Stored records:
--- START ---
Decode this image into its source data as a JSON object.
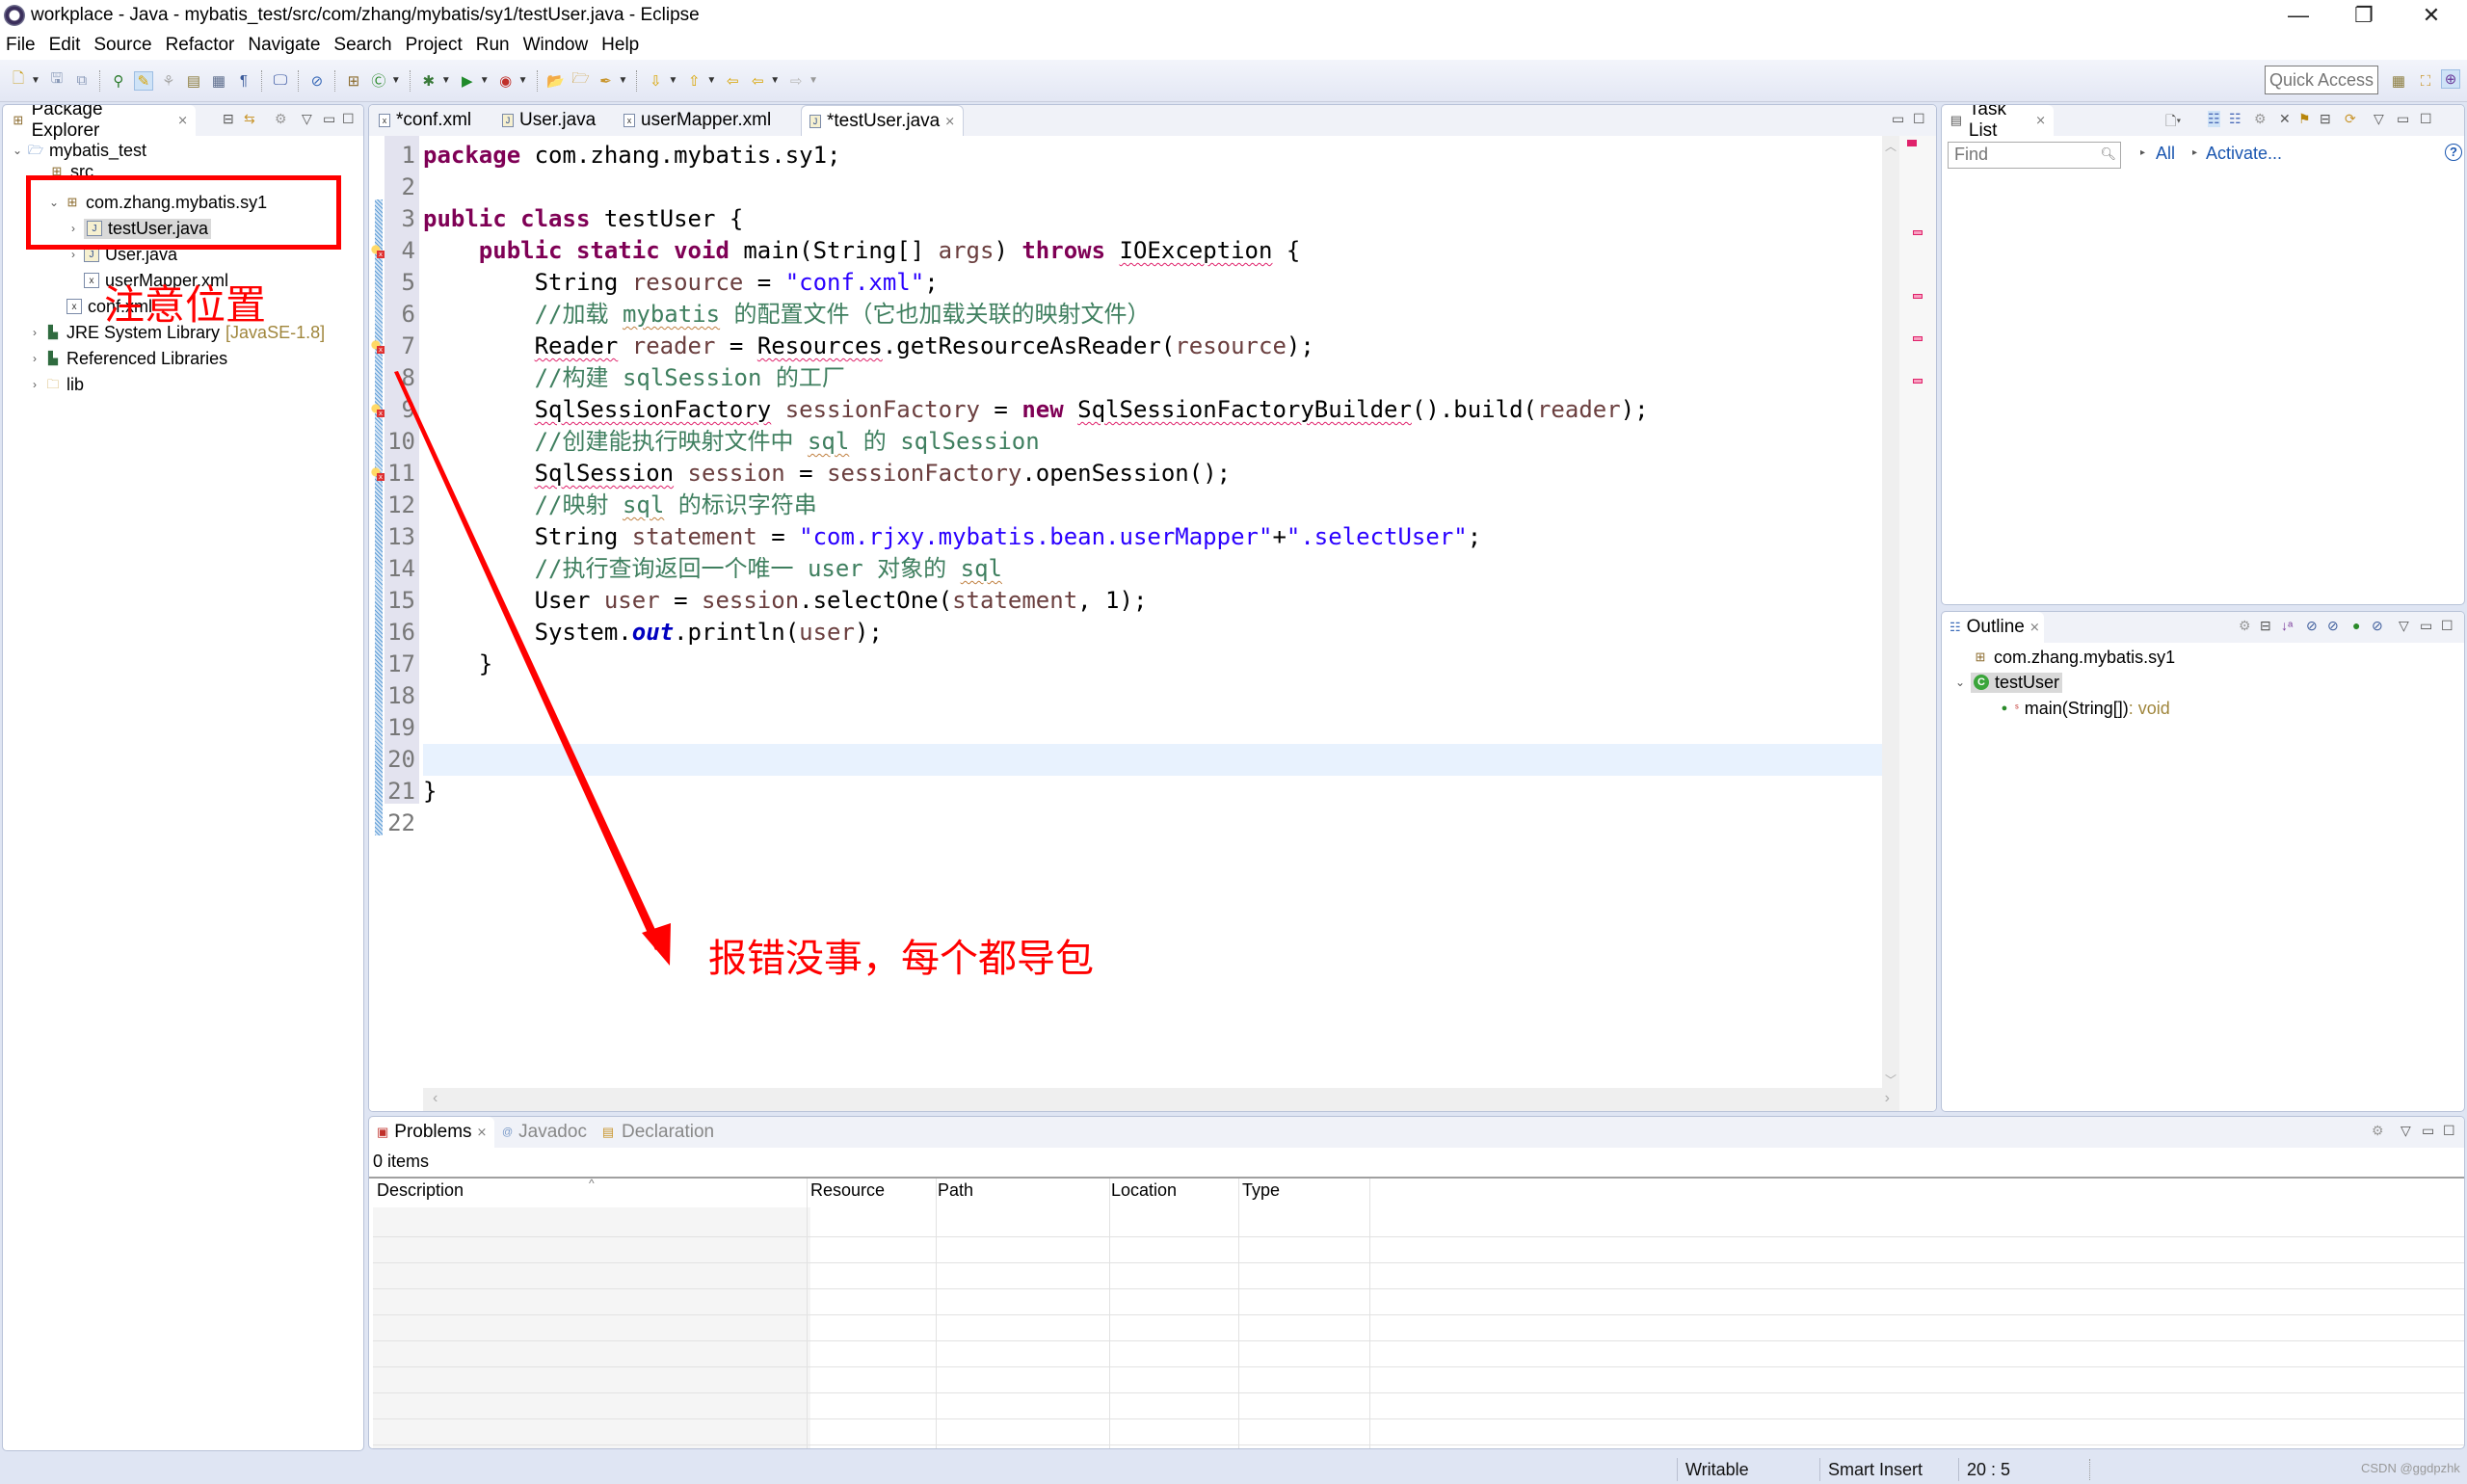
{
  "window": {
    "title": "workplace - Java - mybatis_test/src/com/zhang/mybatis/sy1/testUser.java - Eclipse",
    "minimize": "—",
    "restore": "❐",
    "close": "✕"
  },
  "menu": [
    "File",
    "Edit",
    "Source",
    "Refactor",
    "Navigate",
    "Search",
    "Project",
    "Run",
    "Window",
    "Help"
  ],
  "toolbar": {
    "quick_access": "Quick Access",
    "icons": [
      "new-icon",
      "save-icon",
      "save-all-icon",
      "open-type-icon",
      "highlight-icon",
      "toggle-mark-icon",
      "show-whitespace-icon",
      "block-select-icon",
      "word-wrap-icon",
      "terminal-icon",
      "breakpoint-skip-icon",
      "new-package-icon",
      "new-class-icon",
      "debug-icon",
      "run-icon",
      "run-external-icon",
      "open-task-icon",
      "open-resource-icon",
      "pen-icon",
      "next-annotation-icon",
      "prev-annotation-icon",
      "last-edit-icon",
      "back-icon",
      "forward-icon"
    ]
  },
  "package_explorer": {
    "tab_label": "Package Explorer",
    "tree": [
      {
        "label": "mybatis_test",
        "icon": "project-icon",
        "expanded": true
      },
      {
        "label": "src",
        "icon": "source-folder-icon",
        "expanded": true
      },
      {
        "label": "com.zhang.mybatis.sy1",
        "icon": "package-icon",
        "expanded": true
      },
      {
        "label": "testUser.java",
        "icon": "java-file-icon",
        "selected": true
      },
      {
        "label": "User.java",
        "icon": "java-file-icon"
      },
      {
        "label": "userMapper.xml",
        "icon": "xml-file-icon"
      },
      {
        "label": "conf.xml",
        "icon": "xml-file-icon"
      },
      {
        "label": "JRE System Library",
        "tag": "[JavaSE-1.8]",
        "icon": "library-icon"
      },
      {
        "label": "Referenced Libraries",
        "icon": "library-icon"
      },
      {
        "label": "lib",
        "icon": "folder-icon"
      }
    ]
  },
  "editor": {
    "tabs": [
      {
        "label": "*conf.xml",
        "icon": "xml-file-icon",
        "active": false
      },
      {
        "label": "User.java",
        "icon": "java-file-icon",
        "active": false
      },
      {
        "label": "userMapper.xml",
        "icon": "xml-file-icon",
        "active": false
      },
      {
        "label": "*testUser.java",
        "icon": "java-file-icon",
        "active": true
      }
    ],
    "current_line": 20,
    "error_lines": [
      4,
      7,
      9,
      11
    ],
    "lines": [
      "package com.zhang.mybatis.sy1;",
      "",
      "public class testUser {",
      "    public static void main(String[] args) throws IOException {",
      "        String resource = \"conf.xml\";",
      "        //加载 mybatis 的配置文件（它也加载关联的映射文件）",
      "        Reader reader = Resources.getResourceAsReader(resource);",
      "        //构建 sqlSession 的工厂",
      "        SqlSessionFactory sessionFactory = new SqlSessionFactoryBuilder().build(reader);",
      "        //创建能执行映射文件中 sql 的 sqlSession",
      "        SqlSession session = sessionFactory.openSession();",
      "        //映射 sql 的标识字符串",
      "        String statement = \"com.rjxy.mybatis.bean.userMapper\"+\".selectUser\";",
      "        //执行查询返回一个唯一 user 对象的 sql",
      "        User user = session.selectOne(statement, 1);",
      "        System.out.println(user);",
      "    }",
      "",
      "",
      "",
      "}",
      ""
    ]
  },
  "task_list": {
    "tab_label": "Task List",
    "find_placeholder": "Find",
    "all_link": "All",
    "activate_link": "Activate..."
  },
  "outline": {
    "tab_label": "Outline",
    "items": [
      {
        "label": "com.zhang.mybatis.sy1",
        "icon": "package-icon"
      },
      {
        "label": "testUser",
        "icon": "class-icon",
        "selected": true
      },
      {
        "label": "main(String[])",
        "suffix": " : void",
        "icon": "method-icon"
      }
    ]
  },
  "problems": {
    "tabs": [
      {
        "label": "Problems",
        "active": true
      },
      {
        "label": "Javadoc",
        "active": false
      },
      {
        "label": "Declaration",
        "active": false
      }
    ],
    "count": "0 items",
    "columns": [
      "Description",
      "Resource",
      "Path",
      "Location",
      "Type"
    ],
    "rows": []
  },
  "status_bar": {
    "writable": "Writable",
    "insert_mode": "Smart Insert",
    "position": "20 : 5",
    "watermark": "CSDN @ggdpzhk"
  },
  "annotations": {
    "box_label": "注意位置",
    "arrow_text": "报错没事，每个都导包",
    "color": "#ff0000"
  }
}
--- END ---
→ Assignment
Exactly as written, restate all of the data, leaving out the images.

→ Answer to the problem
Decode this image into its source data as a JSON object.
{
  "window": {
    "title": "workplace - Java - mybatis_test/src/com/zhang/mybatis/sy1/testUser.java - Eclipse",
    "minimize": "—",
    "restore": "❐",
    "close": "✕"
  },
  "menu": [
    "File",
    "Edit",
    "Source",
    "Refactor",
    "Navigate",
    "Search",
    "Project",
    "Run",
    "Window",
    "Help"
  ],
  "toolbar": {
    "quick_access": "Quick Access",
    "icons": [
      "new-icon",
      "save-icon",
      "save-all-icon",
      "open-type-icon",
      "highlight-icon",
      "toggle-mark-icon",
      "show-whitespace-icon",
      "block-select-icon",
      "word-wrap-icon",
      "terminal-icon",
      "breakpoint-skip-icon",
      "new-package-icon",
      "new-class-icon",
      "debug-icon",
      "run-icon",
      "run-external-icon",
      "open-task-icon",
      "open-resource-icon",
      "pen-icon",
      "next-annotation-icon",
      "prev-annotation-icon",
      "last-edit-icon",
      "back-icon",
      "forward-icon"
    ]
  },
  "package_explorer": {
    "tab_label": "Package Explorer",
    "tree": [
      {
        "label": "mybatis_test",
        "icon": "project-icon",
        "expanded": true
      },
      {
        "label": "src",
        "icon": "source-folder-icon",
        "expanded": true
      },
      {
        "label": "com.zhang.mybatis.sy1",
        "icon": "package-icon",
        "expanded": true
      },
      {
        "label": "testUser.java",
        "icon": "java-file-icon",
        "selected": true
      },
      {
        "label": "User.java",
        "icon": "java-file-icon"
      },
      {
        "label": "userMapper.xml",
        "icon": "xml-file-icon"
      },
      {
        "label": "conf.xml",
        "icon": "xml-file-icon"
      },
      {
        "label": "JRE System Library",
        "tag": "[JavaSE-1.8]",
        "icon": "library-icon"
      },
      {
        "label": "Referenced Libraries",
        "icon": "library-icon"
      },
      {
        "label": "lib",
        "icon": "folder-icon"
      }
    ]
  },
  "editor": {
    "tabs": [
      {
        "label": "*conf.xml",
        "icon": "xml-file-icon",
        "active": false
      },
      {
        "label": "User.java",
        "icon": "java-file-icon",
        "active": false
      },
      {
        "label": "userMapper.xml",
        "icon": "xml-file-icon",
        "active": false
      },
      {
        "label": "*testUser.java",
        "icon": "java-file-icon",
        "active": true
      }
    ],
    "current_line": 20,
    "error_lines": [
      4,
      7,
      9,
      11
    ],
    "lines": [
      "package com.zhang.mybatis.sy1;",
      "",
      "public class testUser {",
      "    public static void main(String[] args) throws IOException {",
      "        String resource = \"conf.xml\";",
      "        //加载 mybatis 的配置文件（它也加载关联的映射文件）",
      "        Reader reader = Resources.getResourceAsReader(resource);",
      "        //构建 sqlSession 的工厂",
      "        SqlSessionFactory sessionFactory = new SqlSessionFactoryBuilder().build(reader);",
      "        //创建能执行映射文件中 sql 的 sqlSession",
      "        SqlSession session = sessionFactory.openSession();",
      "        //映射 sql 的标识字符串",
      "        String statement = \"com.rjxy.mybatis.bean.userMapper\"+\".selectUser\";",
      "        //执行查询返回一个唯一 user 对象的 sql",
      "        User user = session.selectOne(statement, 1);",
      "        System.out.println(user);",
      "    }",
      "",
      "",
      "",
      "}",
      ""
    ]
  },
  "task_list": {
    "tab_label": "Task List",
    "find_placeholder": "Find",
    "all_link": "All",
    "activate_link": "Activate..."
  },
  "outline": {
    "tab_label": "Outline",
    "items": [
      {
        "label": "com.zhang.mybatis.sy1",
        "icon": "package-icon"
      },
      {
        "label": "testUser",
        "icon": "class-icon",
        "selected": true
      },
      {
        "label": "main(String[])",
        "suffix": " : void",
        "icon": "method-icon"
      }
    ]
  },
  "problems": {
    "tabs": [
      {
        "label": "Problems",
        "active": true
      },
      {
        "label": "Javadoc",
        "active": false
      },
      {
        "label": "Declaration",
        "active": false
      }
    ],
    "count": "0 items",
    "columns": [
      "Description",
      "Resource",
      "Path",
      "Location",
      "Type"
    ],
    "rows": []
  },
  "status_bar": {
    "writable": "Writable",
    "insert_mode": "Smart Insert",
    "position": "20 : 5",
    "watermark": "CSDN @ggdpzhk"
  },
  "annotations": {
    "box_label": "注意位置",
    "arrow_text": "报错没事，每个都导包",
    "color": "#ff0000"
  }
}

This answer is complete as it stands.